GoreTex offers an earlier visionary example of ingredient branding, as it was always more important than the actual product brand ñ leading to the holy grail of ingredient branding: pull through with your customerís customer. Now Texas Instruments, the semiconductor and technology company with a 75 year history, is applying the direct to the consumer approach to help stimulate market demand among end users.
The Texas Instruments brand is probably best known to consumers for calculators and early forays into personal computers. Beyond that, it has long been pretty quiet. Now Texas Instruments is in the midst of a significant campaign to promote Digital Light Processing ñ or DLP technology. DLP is used in a range of projection and display applications by a number of different companies making the TVs
and selling them to consumers. The consumer television environment is cluttered with formats, features and technologies ñ from HDTV and LCD to Plasma and HDMI, aspect ratios, vertical lines of resolution, flat panel vs. flat screen; itís enough to make all but the most savvy technophileís head spin. DLP offers yet another source of confusion. So Texas Instruments takes the opportunity to help their own customers sell DLP products more effectively with a campaign to speak directly to consumers, educating end users about the difference of their technology.

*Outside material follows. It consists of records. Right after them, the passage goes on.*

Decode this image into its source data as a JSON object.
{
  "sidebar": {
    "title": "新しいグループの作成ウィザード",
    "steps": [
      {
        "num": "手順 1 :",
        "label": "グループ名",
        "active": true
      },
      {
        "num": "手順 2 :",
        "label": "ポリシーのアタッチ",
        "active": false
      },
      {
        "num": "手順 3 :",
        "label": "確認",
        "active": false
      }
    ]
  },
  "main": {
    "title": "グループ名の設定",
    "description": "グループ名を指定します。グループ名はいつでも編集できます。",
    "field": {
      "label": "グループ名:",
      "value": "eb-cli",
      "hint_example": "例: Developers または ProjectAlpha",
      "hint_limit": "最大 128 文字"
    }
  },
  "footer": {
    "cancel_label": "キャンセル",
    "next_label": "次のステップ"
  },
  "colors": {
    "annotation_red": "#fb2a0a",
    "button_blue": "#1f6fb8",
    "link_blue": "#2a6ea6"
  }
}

Intel did not invent ingredient branding, but they did take the strategy to a whole new level. (At this point I think theyíre a victim of their own success here, but thatís a blog for another day.)